→ **PROBLEM DETAILS**
An exact copy of every record is needed.

(Stored entries)
▶
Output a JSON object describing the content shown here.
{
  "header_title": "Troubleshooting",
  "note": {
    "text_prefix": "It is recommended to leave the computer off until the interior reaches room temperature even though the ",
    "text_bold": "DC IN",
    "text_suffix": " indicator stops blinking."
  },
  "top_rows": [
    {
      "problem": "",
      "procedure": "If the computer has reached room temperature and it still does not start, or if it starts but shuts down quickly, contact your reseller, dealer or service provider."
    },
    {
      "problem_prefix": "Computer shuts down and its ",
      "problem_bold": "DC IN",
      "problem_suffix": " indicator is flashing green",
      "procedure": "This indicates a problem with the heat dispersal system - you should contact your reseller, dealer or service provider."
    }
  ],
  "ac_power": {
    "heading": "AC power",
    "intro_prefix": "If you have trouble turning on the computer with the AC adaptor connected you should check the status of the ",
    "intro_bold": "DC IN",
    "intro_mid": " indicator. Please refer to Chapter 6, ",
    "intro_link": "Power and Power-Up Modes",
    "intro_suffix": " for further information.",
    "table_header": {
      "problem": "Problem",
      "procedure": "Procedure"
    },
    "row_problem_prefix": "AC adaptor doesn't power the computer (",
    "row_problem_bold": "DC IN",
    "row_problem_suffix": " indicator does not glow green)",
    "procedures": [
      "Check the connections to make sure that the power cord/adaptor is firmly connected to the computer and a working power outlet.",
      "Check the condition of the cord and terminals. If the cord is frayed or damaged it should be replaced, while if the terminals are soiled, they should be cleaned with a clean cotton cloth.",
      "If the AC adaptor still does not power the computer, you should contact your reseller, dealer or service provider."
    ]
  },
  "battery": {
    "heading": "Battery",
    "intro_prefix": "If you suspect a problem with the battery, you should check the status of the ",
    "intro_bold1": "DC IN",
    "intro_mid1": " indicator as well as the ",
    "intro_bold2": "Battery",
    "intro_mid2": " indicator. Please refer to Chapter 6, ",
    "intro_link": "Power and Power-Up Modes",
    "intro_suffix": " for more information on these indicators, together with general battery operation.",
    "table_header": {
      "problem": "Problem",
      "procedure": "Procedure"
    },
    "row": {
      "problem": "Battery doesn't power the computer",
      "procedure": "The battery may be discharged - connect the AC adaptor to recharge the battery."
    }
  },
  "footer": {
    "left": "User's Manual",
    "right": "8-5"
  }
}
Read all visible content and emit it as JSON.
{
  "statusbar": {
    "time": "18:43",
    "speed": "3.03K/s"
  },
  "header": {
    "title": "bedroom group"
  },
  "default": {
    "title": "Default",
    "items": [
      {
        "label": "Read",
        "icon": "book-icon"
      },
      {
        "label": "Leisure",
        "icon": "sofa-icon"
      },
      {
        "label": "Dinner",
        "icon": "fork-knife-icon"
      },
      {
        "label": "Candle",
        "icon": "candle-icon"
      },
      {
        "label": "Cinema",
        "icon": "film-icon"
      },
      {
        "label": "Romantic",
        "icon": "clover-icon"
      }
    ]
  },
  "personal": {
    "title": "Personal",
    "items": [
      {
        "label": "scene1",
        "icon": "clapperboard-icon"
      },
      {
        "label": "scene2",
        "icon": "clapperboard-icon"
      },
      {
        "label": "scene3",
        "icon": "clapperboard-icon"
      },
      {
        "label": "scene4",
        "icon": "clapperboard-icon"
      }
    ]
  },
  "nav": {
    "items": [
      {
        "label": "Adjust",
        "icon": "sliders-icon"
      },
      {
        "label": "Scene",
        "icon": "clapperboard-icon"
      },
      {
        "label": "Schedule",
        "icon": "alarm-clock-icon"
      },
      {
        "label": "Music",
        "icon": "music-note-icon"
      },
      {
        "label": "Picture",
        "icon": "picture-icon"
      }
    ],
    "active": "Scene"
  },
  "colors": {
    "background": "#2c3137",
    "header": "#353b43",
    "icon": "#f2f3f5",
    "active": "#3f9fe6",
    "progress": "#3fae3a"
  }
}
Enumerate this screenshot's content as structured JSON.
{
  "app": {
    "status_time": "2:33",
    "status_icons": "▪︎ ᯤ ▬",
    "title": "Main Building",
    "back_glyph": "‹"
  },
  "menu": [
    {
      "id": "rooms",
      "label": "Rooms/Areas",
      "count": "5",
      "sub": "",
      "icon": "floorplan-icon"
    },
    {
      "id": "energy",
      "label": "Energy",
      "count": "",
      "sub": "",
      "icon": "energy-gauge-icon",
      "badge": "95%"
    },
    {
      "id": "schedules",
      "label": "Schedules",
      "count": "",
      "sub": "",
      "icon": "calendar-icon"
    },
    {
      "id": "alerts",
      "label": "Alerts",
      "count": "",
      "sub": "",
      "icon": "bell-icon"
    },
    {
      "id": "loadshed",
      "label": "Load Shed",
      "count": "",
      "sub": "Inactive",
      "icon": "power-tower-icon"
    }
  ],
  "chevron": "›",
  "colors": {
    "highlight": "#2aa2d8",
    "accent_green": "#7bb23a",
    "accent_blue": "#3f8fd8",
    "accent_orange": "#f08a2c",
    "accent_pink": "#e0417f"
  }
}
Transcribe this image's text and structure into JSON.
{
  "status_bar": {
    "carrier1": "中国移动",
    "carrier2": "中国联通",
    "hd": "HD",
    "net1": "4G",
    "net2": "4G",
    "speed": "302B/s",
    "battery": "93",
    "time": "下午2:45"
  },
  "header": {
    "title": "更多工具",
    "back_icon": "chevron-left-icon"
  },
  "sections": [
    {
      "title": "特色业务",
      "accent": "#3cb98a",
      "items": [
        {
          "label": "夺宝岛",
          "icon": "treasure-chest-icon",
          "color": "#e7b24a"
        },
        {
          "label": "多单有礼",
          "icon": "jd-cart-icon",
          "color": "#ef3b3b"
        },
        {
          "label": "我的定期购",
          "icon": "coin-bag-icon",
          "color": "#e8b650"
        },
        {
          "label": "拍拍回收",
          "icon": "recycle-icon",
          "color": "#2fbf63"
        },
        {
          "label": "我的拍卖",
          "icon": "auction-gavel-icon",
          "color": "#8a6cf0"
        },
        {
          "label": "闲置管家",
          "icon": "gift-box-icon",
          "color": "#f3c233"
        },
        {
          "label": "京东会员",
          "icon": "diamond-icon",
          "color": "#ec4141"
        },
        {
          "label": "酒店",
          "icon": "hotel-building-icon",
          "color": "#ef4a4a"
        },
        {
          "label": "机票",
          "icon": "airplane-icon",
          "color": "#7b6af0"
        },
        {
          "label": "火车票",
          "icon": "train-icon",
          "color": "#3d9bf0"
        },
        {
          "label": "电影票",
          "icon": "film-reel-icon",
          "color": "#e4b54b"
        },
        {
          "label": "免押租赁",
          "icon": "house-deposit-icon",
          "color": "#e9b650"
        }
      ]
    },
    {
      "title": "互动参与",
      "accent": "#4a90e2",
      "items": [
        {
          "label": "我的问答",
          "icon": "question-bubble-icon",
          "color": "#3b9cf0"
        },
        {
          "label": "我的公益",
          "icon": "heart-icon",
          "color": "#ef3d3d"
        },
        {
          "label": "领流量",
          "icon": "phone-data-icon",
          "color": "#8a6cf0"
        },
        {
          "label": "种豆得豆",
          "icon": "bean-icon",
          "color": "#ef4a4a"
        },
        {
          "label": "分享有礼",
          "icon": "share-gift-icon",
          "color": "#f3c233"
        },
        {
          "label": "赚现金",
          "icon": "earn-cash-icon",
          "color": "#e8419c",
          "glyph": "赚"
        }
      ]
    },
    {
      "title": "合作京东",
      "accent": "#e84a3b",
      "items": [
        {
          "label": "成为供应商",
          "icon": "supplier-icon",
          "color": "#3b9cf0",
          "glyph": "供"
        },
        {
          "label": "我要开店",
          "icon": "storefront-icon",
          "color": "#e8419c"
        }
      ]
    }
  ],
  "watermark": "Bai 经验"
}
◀
→ **REPLY TO THE TASK**
Output a JSON object describing the content shown here.
{
  "header_title": "Troubleshooting",
  "note": {
    "text_prefix": "It is recommended to leave the computer off until the interior reaches room temperature even though the ",
    "text_bold": "DC IN",
    "text_suffix": " indicator stops blinking."
  },
  "top_rows": [
    {
      "problem": "",
      "procedure": "If the computer has reached room temperature and it still does not start, or if it starts but shuts down quickly, contact your reseller, dealer or service provider."
    },
    {
      "problem_prefix": "Computer shuts down and its ",
      "problem_bold": "DC IN",
      "problem_suffix": " indicator is flashing green",
      "procedure": "This indicates a problem with the heat dispersal system - you should contact your reseller, dealer or service provider."
    }
  ],
  "ac_power": {
    "heading": "AC power",
    "intro_prefix": "If you have trouble turning on the computer with the AC adaptor connected you should check the status of the ",
    "intro_bold": "DC IN",
    "intro_mid": " indicator. Please refer to Chapter 6, ",
    "intro_link": "Power and Power-Up Modes",
    "intro_suffix": " for further information.",
    "table_header": {
      "problem": "Problem",
      "procedure": "Procedure"
    },
    "row_problem_prefix": "AC adaptor doesn't power the computer (",
    "row_problem_bold": "DC IN",
    "row_problem_suffix": " indicator does not glow green)",
    "procedures": [
      "Check the connections to make sure that the power cord/adaptor is firmly connected to the computer and a working power outlet.",
      "Check the condition of the cord and terminals. If the cord is frayed or damaged it should be replaced, while if the terminals are soiled, they should be cleaned with a clean cotton cloth.",
      "If the AC adaptor still does not power the computer, you should contact your reseller, dealer or service provider."
    ]
  },
  "battery": {
    "heading": "Battery",
    "intro_prefix": "If you suspect a problem with the battery, you should check the status of the ",
    "intro_bold1": "DC IN",
    "intro_mid1": " indicator as well as the ",
    "intro_bold2": "Battery",
    "intro_mid2": " indicator. Please refer to Chapter 6, ",
    "intro_link": "Power and Power-Up Modes",
    "intro_suffix": " for more information on these indicators, together with general battery operation.",
    "table_header": {
      "problem": "Problem",
      "procedure": "Procedure"
    },
    "row": {
      "problem": "Battery doesn't power the computer",
      "procedure": "The battery may be discharged - connect the AC adaptor to recharge the battery."
    }
  },
  "footer": {
    "left": "User's Manual",
    "right": "8-5"
  }
}
Read all visible content and emit it as JSON.
{
  "statusbar": {
    "time": "18:43",
    "speed": "3.03K/s"
  },
  "header": {
    "title": "bedroom group"
  },
  "default": {
    "title": "Default",
    "items": [
      {
        "label": "Read",
        "icon": "book-icon"
      },
      {
        "label": "Leisure",
        "icon": "sofa-icon"
      },
      {
        "label": "Dinner",
        "icon": "fork-knife-icon"
      },
      {
        "label": "Candle",
        "icon": "candle-icon"
      },
      {
        "label": "Cinema",
        "icon": "film-icon"
      },
      {
        "label": "Romantic",
        "icon": "clover-icon"
      }
    ]
  },
  "personal": {
    "title": "Personal",
    "items": [
      {
        "label": "scene1",
        "icon": "clapperboard-icon"
      },
      {
        "label": "scene2",
        "icon": "clapperboard-icon"
      },
      {
        "label": "scene3",
        "icon": "clapperboard-icon"
      },
      {
        "label": "scene4",
        "icon": "clapperboard-icon"
      }
    ]
  },
  "nav": {
    "items": [
      {
        "label": "Adjust",
        "icon": "sliders-icon"
      },
      {
        "label": "Scene",
        "icon": "clapperboard-icon"
      },
      {
        "label": "Schedule",
        "icon": "alarm-clock-icon"
      },
      {
        "label": "Music",
        "icon": "music-note-icon"
      },
      {
        "label": "Picture",
        "icon": "picture-icon"
      }
    ],
    "active": "Scene"
  },
  "colors": {
    "background": "#2c3137",
    "header": "#353b43",
    "icon": "#f2f3f5",
    "active": "#3f9fe6",
    "progress": "#3fae3a"
  }
}
Enumerate this screenshot's content as structured JSON.
{
  "app": {
    "status_time": "2:33",
    "status_icons": "▪︎ ᯤ ▬",
    "title": "Main Building",
    "back_glyph": "‹"
  },
  "menu": [
    {
      "id": "rooms",
      "label": "Rooms/Areas",
      "count": "5",
      "sub": "",
      "icon": "floorplan-icon"
    },
    {
      "id": "energy",
      "label": "Energy",
      "count": "",
      "sub": "",
      "icon": "energy-gauge-icon",
      "badge": "95%"
    },
    {
      "id": "schedules",
      "label": "Schedules",
      "count": "",
      "sub": "",
      "icon": "calendar-icon"
    },
    {
      "id": "alerts",
      "label": "Alerts",
      "count": "",
      "sub": "",
      "icon": "bell-icon"
    },
    {
      "id": "loadshed",
      "label": "Load Shed",
      "count": "",
      "sub": "Inactive",
      "icon": "power-tower-icon"
    }
  ],
  "chevron": "›",
  "colors": {
    "highlight": "#2aa2d8",
    "accent_green": "#7bb23a",
    "accent_blue": "#3f8fd8",
    "accent_orange": "#f08a2c",
    "accent_pink": "#e0417f"
  }
}
Transcribe this image's text and structure into JSON.
{
  "status_bar": {
    "carrier1": "中国移动",
    "carrier2": "中国联通",
    "hd": "HD",
    "net1": "4G",
    "net2": "4G",
    "speed": "302B/s",
    "battery": "93",
    "time": "下午2:45"
  },
  "header": {
    "title": "更多工具",
    "back_icon": "chevron-left-icon"
  },
  "sections": [
    {
      "title": "特色业务",
      "accent": "#3cb98a",
      "items": [
        {
          "label": "夺宝岛",
          "icon": "treasure-chest-icon",
          "color": "#e7b24a"
        },
        {
          "label": "多单有礼",
          "icon": "jd-cart-icon",
          "color": "#ef3b3b"
        },
        {
          "label": "我的定期购",
          "icon": "coin-bag-icon",
          "color": "#e8b650"
        },
        {
          "label": "拍拍回收",
          "icon": "recycle-icon",
          "color": "#2fbf63"
        },
        {
          "label": "我的拍卖",
          "icon": "auction-gavel-icon",
          "color": "#8a6cf0"
        },
        {
          "label": "闲置管家",
          "icon": "gift-box-icon",
          "color": "#f3c233"
        },
        {
          "label": "京东会员",
          "icon": "diamond-icon",
          "color": "#ec4141"
        },
        {
          "label": "酒店",
          "icon": "hotel-building-icon",
          "color": "#ef4a4a"
        },
        {
          "label": "机票",
          "icon": "airplane-icon",
          "color": "#7b6af0"
        },
        {
          "label": "火车票",
          "icon": "train-icon",
          "color": "#3d9bf0"
        },
        {
          "label": "电影票",
          "icon": "film-reel-icon",
          "color": "#e4b54b"
        },
        {
          "label": "免押租赁",
          "icon": "house-deposit-icon",
          "color": "#e9b650"
        }
      ]
    },
    {
      "title": "互动参与",
      "accent": "#4a90e2",
      "items": [
        {
          "label": "我的问答",
          "icon": "question-bubble-icon",
          "color": "#3b9cf0"
        },
        {
          "label": "我的公益",
          "icon": "heart-icon",
          "color": "#ef3d3d"
        },
        {
          "label": "领流量",
          "icon": "phone-data-icon",
          "color": "#8a6cf0"
        },
        {
          "label": "种豆得豆",
          "icon": "bean-icon",
          "color": "#ef4a4a"
        },
        {
          "label": "分享有礼",
          "icon": "share-gift-icon",
          "color": "#f3c233"
        },
        {
          "label": "赚现金",
          "icon": "earn-cash-icon",
          "color": "#e8419c",
          "glyph": "赚"
        }
      ]
    },
    {
      "title": "合作京东",
      "accent": "#e84a3b",
      "items": [
        {
          "label": "成为供应商",
          "icon": "supplier-icon",
          "color": "#3b9cf0",
          "glyph": "供"
        },
        {
          "label": "我要开店",
          "icon": "storefront-icon",
          "color": "#e8419c"
        }
      ]
    }
  ],
  "watermark": "Bai 经验"
}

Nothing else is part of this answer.